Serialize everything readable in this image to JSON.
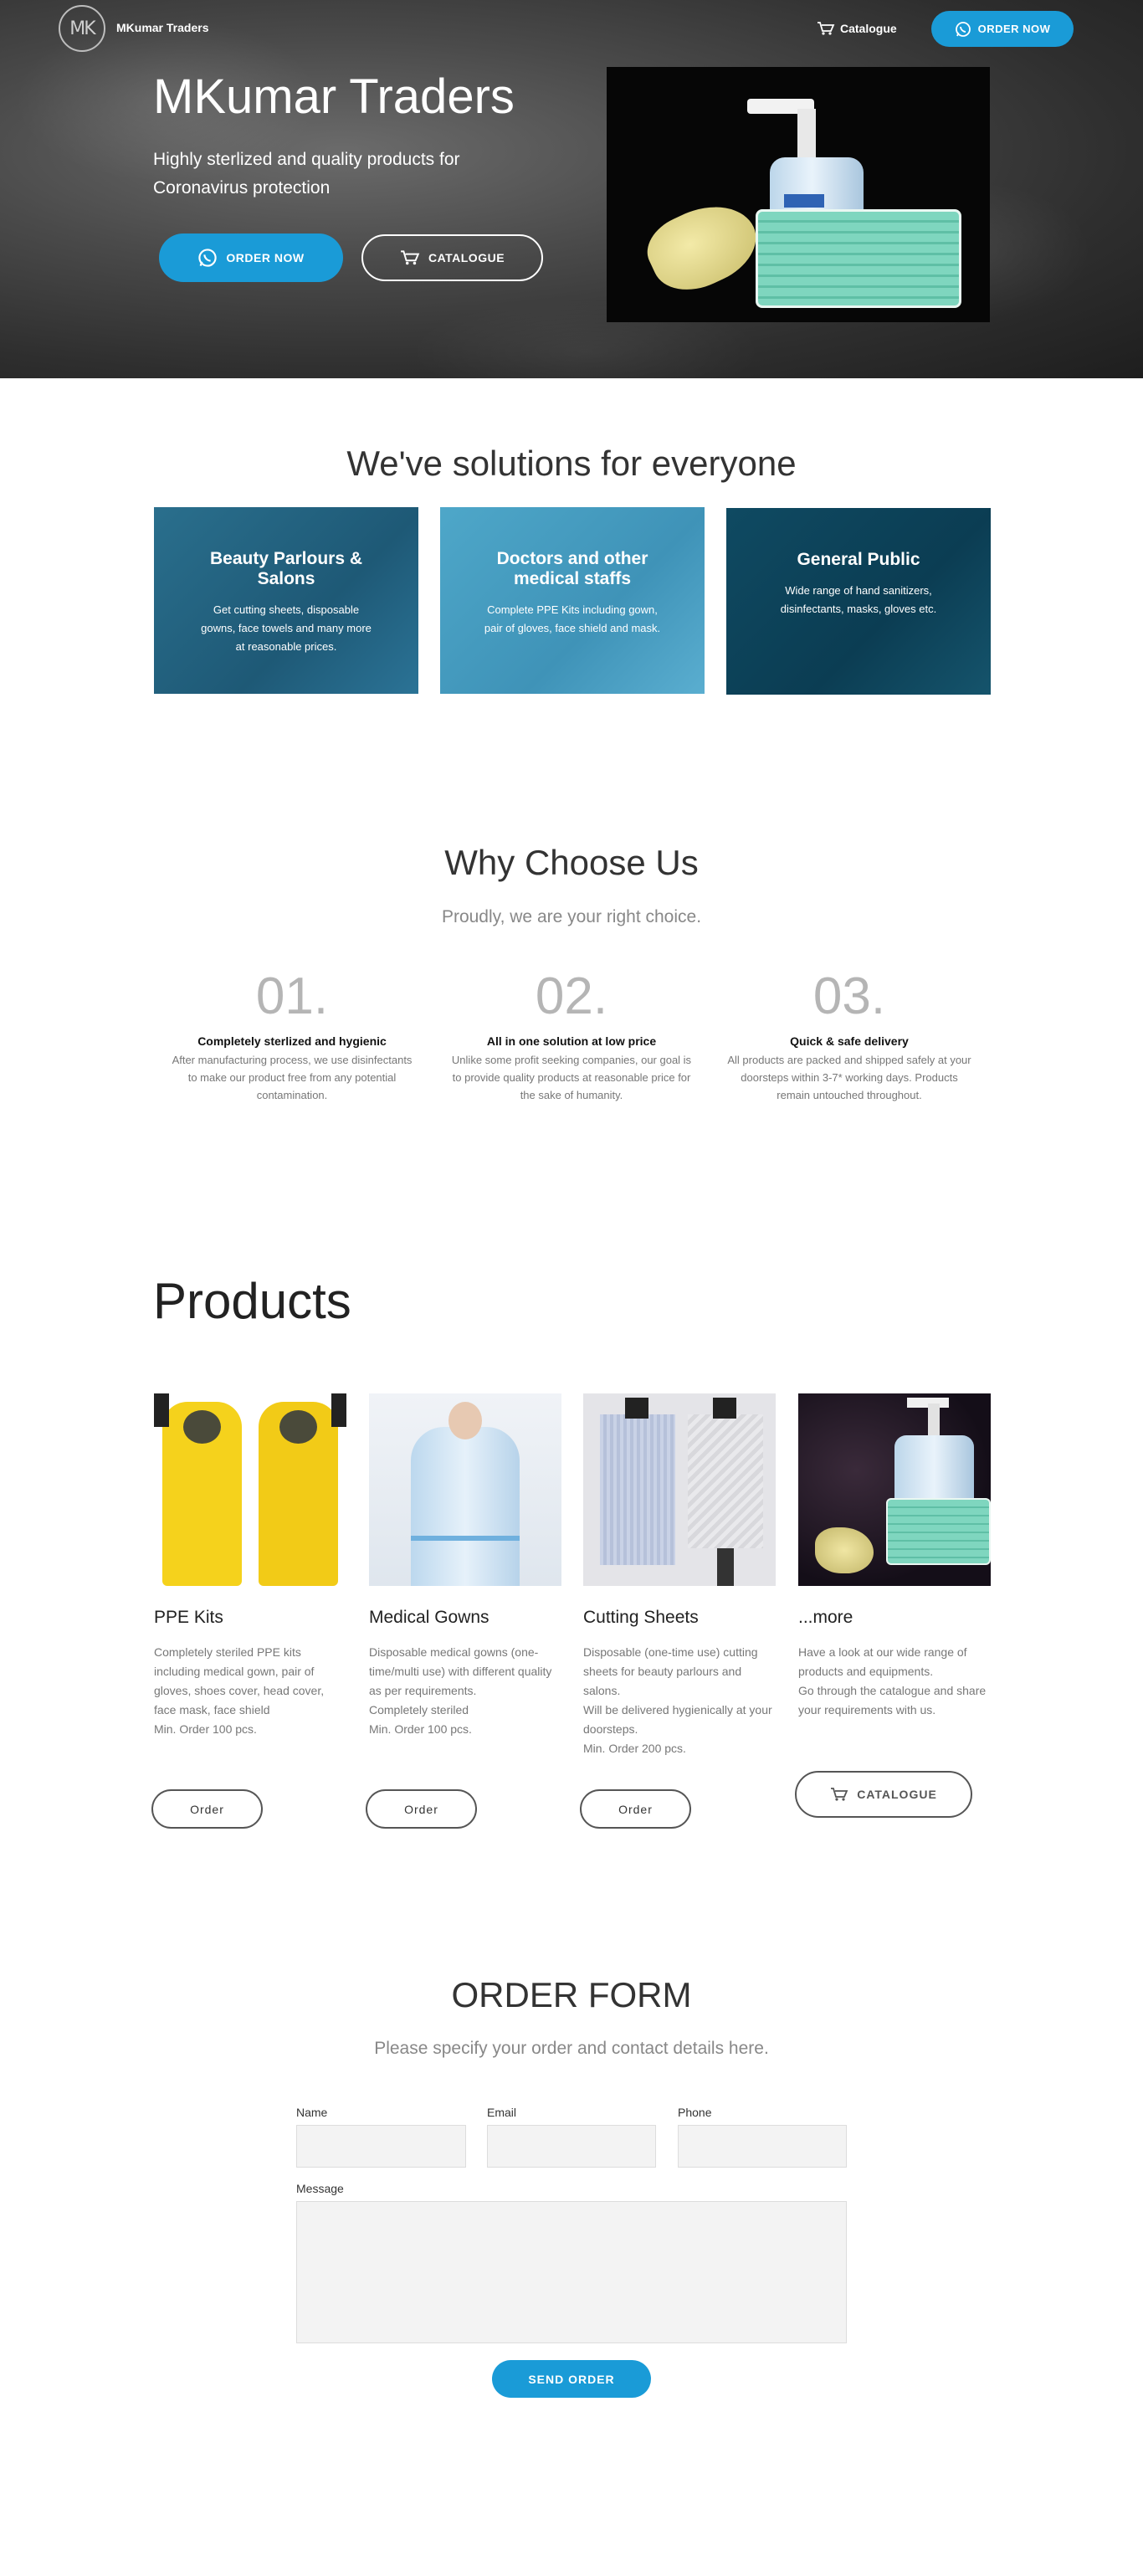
{
  "header": {
    "logo_text": "MK",
    "brand": "MKumar Traders",
    "catalogue_link": "Catalogue",
    "order_button": "ORDER NOW"
  },
  "hero": {
    "title": "MKumar Traders",
    "subtitle": "Highly sterlized and quality products for Coronavirus protection",
    "order_button": "ORDER NOW",
    "catalogue_button": "CATALOGUE"
  },
  "solutions": {
    "title": "We've solutions for everyone",
    "cards": [
      {
        "title": "Beauty Parlours & Salons",
        "text": "Get cutting sheets, disposable gowns, face towels and many more at reasonable prices."
      },
      {
        "title": "Doctors and other medical staffs",
        "text": "Complete PPE Kits including gown, pair of gloves, face shield and mask."
      },
      {
        "title": "General Public",
        "text": "Wide range of hand sanitizers, disinfectants, masks, gloves etc."
      }
    ]
  },
  "why": {
    "title": "Why Choose Us",
    "subtitle": "Proudly, we are your right choice.",
    "items": [
      {
        "num": "01.",
        "head": "Completely sterlized and hygienic",
        "text": "After manufacturing process, we use disinfectants to make our product free from any potential contamination."
      },
      {
        "num": "02.",
        "head": "All in one solution at low price",
        "text": "Unlike some profit seeking companies, our goal is to provide quality products at reasonable price for the sake of humanity."
      },
      {
        "num": "03.",
        "head": "Quick & safe delivery",
        "text": "All products are packed and shipped safely at your doorsteps within 3-7* working days. Products remain untouched throughout."
      }
    ]
  },
  "products": {
    "title": "Products",
    "items": [
      {
        "name": "PPE Kits",
        "desc": "Completely steriled PPE kits including medical gown, pair of gloves, shoes cover, head cover, face mask, face shield\nMin. Order 100 pcs.",
        "button": "Order"
      },
      {
        "name": "Medical Gowns",
        "desc": "Disposable medical gowns (one-time/multi use) with different quality as per requirements.\nCompletely steriled\nMin. Order 100 pcs.",
        "button": "Order"
      },
      {
        "name": "Cutting Sheets",
        "desc": "Disposable (one-time use) cutting sheets for beauty parlours and salons.\nWill be delivered hygienically at your doorsteps.\nMin. Order 200 pcs.",
        "button": "Order"
      },
      {
        "name": "...more",
        "desc": "Have a look at our wide range of products and equipments.\nGo through the catalogue and share your requirements with us.",
        "button": "CATALOGUE"
      }
    ]
  },
  "order_form": {
    "title": "ORDER FORM",
    "subtitle": "Please specify your order and contact details here.",
    "name_label": "Name",
    "email_label": "Email",
    "phone_label": "Phone",
    "message_label": "Message",
    "submit": "SEND ORDER"
  },
  "colors": {
    "accent": "#1a9bd7",
    "card_beauty": "#1e5976",
    "card_doctors": "#3f93b8",
    "card_public": "#0b3d53"
  }
}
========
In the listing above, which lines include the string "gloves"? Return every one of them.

        "text": "Complete PPE Kits including gown, pair of gloves, face shield and mask."
        "text": "Wide range of hand sanitizers, disinfectants, masks, gloves etc."
        "desc": "Completely steriled PPE kits including medical gown, pair of gloves, shoes cover, head cover, face mask, face shield\nMin. Order 100 pcs.",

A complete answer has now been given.